Some people approach an exorcist as they would a doctor. They think that an exorcism is similar to taking prescription medicine: the medicine will cure their illness and they can continue to live as before. But if one wants to be exorcised, he must make a life change and strive to fulfill all of the teachings of Jesus. If not, a demon may not leave because it has something to hold on to – and, if the demon is expelled, it may return. If the possessed is unwilling to abandon sin, the priest should suspend the exorcism sessions until the person agrees to obey his instructions. For example, if the person is living in an illicit union, he needs to first understand why he must put his life in order before God. Good intentions are worth nothing; the law of God is objective and must be obeyed. If the exorcism is begun before the person makes the life changes he needs to, it will have no effect. As we have said, if a demon has something to hold on to, it will not leave.

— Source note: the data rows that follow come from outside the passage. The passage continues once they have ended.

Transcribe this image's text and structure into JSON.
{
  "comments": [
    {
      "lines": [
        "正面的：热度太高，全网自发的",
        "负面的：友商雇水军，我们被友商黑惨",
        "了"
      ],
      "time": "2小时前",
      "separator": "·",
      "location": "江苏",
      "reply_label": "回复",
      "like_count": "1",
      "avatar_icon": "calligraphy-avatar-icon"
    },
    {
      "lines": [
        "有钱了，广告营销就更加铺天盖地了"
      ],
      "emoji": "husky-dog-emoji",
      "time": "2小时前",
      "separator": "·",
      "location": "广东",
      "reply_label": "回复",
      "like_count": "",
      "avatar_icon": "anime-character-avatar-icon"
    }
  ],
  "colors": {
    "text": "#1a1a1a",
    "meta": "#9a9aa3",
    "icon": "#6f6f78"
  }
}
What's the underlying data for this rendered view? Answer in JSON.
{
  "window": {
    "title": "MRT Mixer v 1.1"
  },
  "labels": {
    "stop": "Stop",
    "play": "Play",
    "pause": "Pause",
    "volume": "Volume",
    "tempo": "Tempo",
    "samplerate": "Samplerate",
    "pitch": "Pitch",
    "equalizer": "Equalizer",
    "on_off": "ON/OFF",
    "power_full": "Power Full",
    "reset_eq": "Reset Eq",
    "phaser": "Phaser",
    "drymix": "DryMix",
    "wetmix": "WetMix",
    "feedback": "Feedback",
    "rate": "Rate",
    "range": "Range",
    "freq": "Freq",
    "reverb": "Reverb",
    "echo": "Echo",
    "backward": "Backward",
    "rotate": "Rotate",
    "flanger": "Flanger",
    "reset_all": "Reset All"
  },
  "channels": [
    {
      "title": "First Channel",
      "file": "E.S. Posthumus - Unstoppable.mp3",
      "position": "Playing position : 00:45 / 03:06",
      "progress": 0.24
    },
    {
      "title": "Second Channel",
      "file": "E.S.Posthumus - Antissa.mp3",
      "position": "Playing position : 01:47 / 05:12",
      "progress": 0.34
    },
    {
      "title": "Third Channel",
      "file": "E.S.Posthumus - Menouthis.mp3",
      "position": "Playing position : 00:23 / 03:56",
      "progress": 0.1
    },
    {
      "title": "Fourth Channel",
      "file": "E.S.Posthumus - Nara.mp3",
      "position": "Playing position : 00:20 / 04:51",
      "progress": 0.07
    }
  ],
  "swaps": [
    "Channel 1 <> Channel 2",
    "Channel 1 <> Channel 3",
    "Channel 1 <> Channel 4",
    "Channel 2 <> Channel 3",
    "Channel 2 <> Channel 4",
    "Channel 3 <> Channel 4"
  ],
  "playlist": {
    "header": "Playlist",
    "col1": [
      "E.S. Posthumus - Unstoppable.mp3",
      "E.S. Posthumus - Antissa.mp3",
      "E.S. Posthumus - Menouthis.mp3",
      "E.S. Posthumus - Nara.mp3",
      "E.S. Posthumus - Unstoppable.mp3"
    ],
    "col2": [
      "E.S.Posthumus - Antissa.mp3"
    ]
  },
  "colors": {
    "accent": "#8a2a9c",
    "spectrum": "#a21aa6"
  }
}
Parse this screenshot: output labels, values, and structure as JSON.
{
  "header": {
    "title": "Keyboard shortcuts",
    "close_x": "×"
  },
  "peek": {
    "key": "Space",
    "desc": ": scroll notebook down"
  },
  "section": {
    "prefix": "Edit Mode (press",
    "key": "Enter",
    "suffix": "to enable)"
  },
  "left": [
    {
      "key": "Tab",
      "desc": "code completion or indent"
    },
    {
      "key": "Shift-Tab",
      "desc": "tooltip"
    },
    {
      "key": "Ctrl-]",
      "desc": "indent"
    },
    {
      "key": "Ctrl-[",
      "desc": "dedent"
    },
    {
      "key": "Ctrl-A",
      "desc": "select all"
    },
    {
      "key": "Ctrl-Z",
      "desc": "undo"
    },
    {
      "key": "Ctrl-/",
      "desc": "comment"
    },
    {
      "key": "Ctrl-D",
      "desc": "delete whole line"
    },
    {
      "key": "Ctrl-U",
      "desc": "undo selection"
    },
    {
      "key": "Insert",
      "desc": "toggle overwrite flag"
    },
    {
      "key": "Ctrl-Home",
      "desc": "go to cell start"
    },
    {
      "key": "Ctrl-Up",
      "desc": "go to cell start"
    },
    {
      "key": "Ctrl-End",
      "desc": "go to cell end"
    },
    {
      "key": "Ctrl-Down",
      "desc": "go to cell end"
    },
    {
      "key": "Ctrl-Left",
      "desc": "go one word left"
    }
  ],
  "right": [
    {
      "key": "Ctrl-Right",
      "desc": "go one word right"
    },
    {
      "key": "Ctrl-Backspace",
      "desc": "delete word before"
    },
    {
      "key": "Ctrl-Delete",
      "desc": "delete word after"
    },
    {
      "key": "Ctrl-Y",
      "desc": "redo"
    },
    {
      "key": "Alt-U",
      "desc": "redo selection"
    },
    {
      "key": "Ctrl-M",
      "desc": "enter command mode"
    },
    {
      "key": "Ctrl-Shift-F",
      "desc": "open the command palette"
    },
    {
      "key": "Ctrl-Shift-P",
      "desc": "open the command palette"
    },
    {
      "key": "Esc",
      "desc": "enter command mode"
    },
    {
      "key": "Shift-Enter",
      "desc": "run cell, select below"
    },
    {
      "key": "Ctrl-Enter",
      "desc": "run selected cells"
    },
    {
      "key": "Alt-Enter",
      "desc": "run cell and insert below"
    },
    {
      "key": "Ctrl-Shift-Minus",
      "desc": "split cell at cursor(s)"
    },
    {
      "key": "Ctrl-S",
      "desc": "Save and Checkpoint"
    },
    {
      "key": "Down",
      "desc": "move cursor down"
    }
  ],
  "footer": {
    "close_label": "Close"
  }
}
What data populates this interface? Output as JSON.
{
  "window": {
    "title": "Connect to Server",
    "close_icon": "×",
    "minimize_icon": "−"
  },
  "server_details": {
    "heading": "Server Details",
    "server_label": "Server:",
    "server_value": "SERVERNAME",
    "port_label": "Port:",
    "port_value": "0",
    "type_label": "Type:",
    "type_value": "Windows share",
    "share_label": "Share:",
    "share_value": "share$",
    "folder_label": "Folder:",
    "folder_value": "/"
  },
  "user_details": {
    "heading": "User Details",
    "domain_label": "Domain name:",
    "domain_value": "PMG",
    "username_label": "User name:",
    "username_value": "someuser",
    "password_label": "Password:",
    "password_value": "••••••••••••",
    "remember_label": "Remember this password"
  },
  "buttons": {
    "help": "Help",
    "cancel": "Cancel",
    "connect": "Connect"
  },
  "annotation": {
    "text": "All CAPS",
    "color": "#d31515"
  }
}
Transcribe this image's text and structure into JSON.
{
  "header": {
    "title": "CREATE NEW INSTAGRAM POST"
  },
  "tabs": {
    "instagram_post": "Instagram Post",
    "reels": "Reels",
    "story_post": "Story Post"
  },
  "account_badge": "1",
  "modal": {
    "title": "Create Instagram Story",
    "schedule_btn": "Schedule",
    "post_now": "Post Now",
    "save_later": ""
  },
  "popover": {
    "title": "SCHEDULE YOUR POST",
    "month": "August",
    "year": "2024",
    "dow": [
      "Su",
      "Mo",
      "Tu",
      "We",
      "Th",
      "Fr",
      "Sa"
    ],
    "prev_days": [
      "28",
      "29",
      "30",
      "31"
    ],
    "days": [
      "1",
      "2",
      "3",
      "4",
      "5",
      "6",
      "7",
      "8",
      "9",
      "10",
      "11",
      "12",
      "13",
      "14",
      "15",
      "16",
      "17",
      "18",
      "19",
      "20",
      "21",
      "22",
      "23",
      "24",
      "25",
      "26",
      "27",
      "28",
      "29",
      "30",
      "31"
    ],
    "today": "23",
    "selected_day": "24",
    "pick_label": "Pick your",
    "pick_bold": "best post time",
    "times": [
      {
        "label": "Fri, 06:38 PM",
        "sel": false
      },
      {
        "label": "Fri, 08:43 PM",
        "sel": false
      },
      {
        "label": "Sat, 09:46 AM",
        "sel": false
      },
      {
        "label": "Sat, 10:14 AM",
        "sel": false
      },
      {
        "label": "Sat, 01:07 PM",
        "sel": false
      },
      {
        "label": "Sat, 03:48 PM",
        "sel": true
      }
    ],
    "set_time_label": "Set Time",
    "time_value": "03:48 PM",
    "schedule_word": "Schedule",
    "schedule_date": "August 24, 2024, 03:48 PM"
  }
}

Normally, a longer-than-usual exorcism is the result of some hidden disobedience by the possessed to the instructions of the exorcist. If the person seems sincere and is following the exorcist’s instructions, then the best remedy is to bring in another priest to see if he will be more successful. A less-experienced exorcist could be doing things that are ineffective with a particular demon. It may be useful to try again with a priest who has more experience.
What makes a demon leave the body during an exorcism?
There are three things that can make a demon leave a person’s body:
1. The demon itself decides to leave.
2. The priestly power forces it to leave.
3. An angel sent by God forces it to leave.
Weaker demons normally leave on their own. Sacred things and prayer torture them, and the moment arrives when they decide to leave to avoid suffering. Sometimes when they leave they say things like, “I am leaving. You have not cast me out; I leave of my own will.”
Stronger demons, though at first refuse to leave no matter how much they are tortured. Exorcising these demons takes more time, but the order of the exorcist forces them out. During the exorcism, they get slowly weaker and end up being cast out by the power of the prayer.
Demons of the highest rank, though they also suffer terribly during an exorcism, refuse to leave unless an angel comes to cast them out. At a certain point during the deprecatory prayer, God sends an angel to free the person. Toward the end of the exorcism, an invisible fight between angel and demon occurs. The possessed person looks at a specific place and tries to scratch and hit those present. It is then that the worst convulsions and screams take place. Even though the exorcist may be quiet, the angel is present and the possessed is freed by means of his intervention.